The answer must restate every entry exactly as it appears.
Segment Open
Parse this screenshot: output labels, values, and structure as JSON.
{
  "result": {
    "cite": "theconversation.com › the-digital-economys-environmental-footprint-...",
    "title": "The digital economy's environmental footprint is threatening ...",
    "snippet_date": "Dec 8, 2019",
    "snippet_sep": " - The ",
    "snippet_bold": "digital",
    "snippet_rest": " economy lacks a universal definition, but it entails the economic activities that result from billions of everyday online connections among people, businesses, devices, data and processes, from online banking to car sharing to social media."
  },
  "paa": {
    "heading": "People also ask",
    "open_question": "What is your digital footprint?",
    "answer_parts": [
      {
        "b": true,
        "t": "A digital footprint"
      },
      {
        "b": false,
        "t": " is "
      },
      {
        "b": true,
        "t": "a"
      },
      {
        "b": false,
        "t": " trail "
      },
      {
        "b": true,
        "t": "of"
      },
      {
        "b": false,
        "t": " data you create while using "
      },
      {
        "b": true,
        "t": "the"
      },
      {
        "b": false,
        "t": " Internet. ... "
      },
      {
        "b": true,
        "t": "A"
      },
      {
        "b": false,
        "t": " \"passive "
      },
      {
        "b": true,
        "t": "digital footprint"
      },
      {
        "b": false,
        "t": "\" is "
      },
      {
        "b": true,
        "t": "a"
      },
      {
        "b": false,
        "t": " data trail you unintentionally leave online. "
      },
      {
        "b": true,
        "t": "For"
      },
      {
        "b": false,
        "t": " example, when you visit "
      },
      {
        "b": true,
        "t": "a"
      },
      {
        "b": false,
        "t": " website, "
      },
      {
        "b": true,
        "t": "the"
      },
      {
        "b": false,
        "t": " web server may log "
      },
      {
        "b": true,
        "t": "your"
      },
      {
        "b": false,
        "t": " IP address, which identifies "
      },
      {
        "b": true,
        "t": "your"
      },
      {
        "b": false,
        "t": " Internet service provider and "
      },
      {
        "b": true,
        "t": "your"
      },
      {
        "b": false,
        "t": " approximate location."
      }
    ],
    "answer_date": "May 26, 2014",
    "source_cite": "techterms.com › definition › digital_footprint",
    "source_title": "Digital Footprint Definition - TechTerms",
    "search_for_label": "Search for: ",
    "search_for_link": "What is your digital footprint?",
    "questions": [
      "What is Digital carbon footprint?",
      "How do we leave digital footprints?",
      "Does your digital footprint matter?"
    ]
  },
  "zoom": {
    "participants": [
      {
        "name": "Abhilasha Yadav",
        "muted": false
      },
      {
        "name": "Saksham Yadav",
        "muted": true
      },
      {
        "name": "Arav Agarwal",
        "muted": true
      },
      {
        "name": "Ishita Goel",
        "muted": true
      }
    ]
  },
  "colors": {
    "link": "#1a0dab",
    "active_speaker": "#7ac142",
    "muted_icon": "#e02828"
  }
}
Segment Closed
* _Result for this task_
Parse this screenshot: output labels, values, and structure as JSON.
{
  "result": {
    "cite": "theconversation.com › the-digital-economys-environmental-footprint-...",
    "title": "The digital economy's environmental footprint is threatening ...",
    "snippet_date": "Dec 8, 2019",
    "snippet_sep": " - The ",
    "snippet_bold": "digital",
    "snippet_rest": " economy lacks a universal definition, but it entails the economic activities that result from billions of everyday online connections among people, businesses, devices, data and processes, from online banking to car sharing to social media."
  },
  "paa": {
    "heading": "People also ask",
    "open_question": "What is your digital footprint?",
    "answer_parts": [
      {
        "b": true,
        "t": "A digital footprint"
      },
      {
        "b": false,
        "t": " is "
      },
      {
        "b": true,
        "t": "a"
      },
      {
        "b": false,
        "t": " trail "
      },
      {
        "b": true,
        "t": "of"
      },
      {
        "b": false,
        "t": " data you create while using "
      },
      {
        "b": true,
        "t": "the"
      },
      {
        "b": false,
        "t": " Internet. ... "
      },
      {
        "b": true,
        "t": "A"
      },
      {
        "b": false,
        "t": " \"passive "
      },
      {
        "b": true,
        "t": "digital footprint"
      },
      {
        "b": false,
        "t": "\" is "
      },
      {
        "b": true,
        "t": "a"
      },
      {
        "b": false,
        "t": " data trail you unintentionally leave online. "
      },
      {
        "b": true,
        "t": "For"
      },
      {
        "b": false,
        "t": " example, when you visit "
      },
      {
        "b": true,
        "t": "a"
      },
      {
        "b": false,
        "t": " website, "
      },
      {
        "b": true,
        "t": "the"
      },
      {
        "b": false,
        "t": " web server may log "
      },
      {
        "b": true,
        "t": "your"
      },
      {
        "b": false,
        "t": " IP address, which identifies "
      },
      {
        "b": true,
        "t": "your"
      },
      {
        "b": false,
        "t": " Internet service provider and "
      },
      {
        "b": true,
        "t": "your"
      },
      {
        "b": false,
        "t": " approximate location."
      }
    ],
    "answer_date": "May 26, 2014",
    "source_cite": "techterms.com › definition › digital_footprint",
    "source_title": "Digital Footprint Definition - TechTerms",
    "search_for_label": "Search for: ",
    "search_for_link": "What is your digital footprint?",
    "questions": [
      "What is Digital carbon footprint?",
      "How do we leave digital footprints?",
      "Does your digital footprint matter?"
    ]
  },
  "zoom": {
    "participants": [
      {
        "name": "Abhilasha Yadav",
        "muted": false
      },
      {
        "name": "Saksham Yadav",
        "muted": true
      },
      {
        "name": "Arav Agarwal",
        "muted": true
      },
      {
        "name": "Ishita Goel",
        "muted": true
      }
    ]
  },
  "colors": {
    "link": "#1a0dab",
    "active_speaker": "#7ac142",
    "muted_icon": "#e02828"
  }
}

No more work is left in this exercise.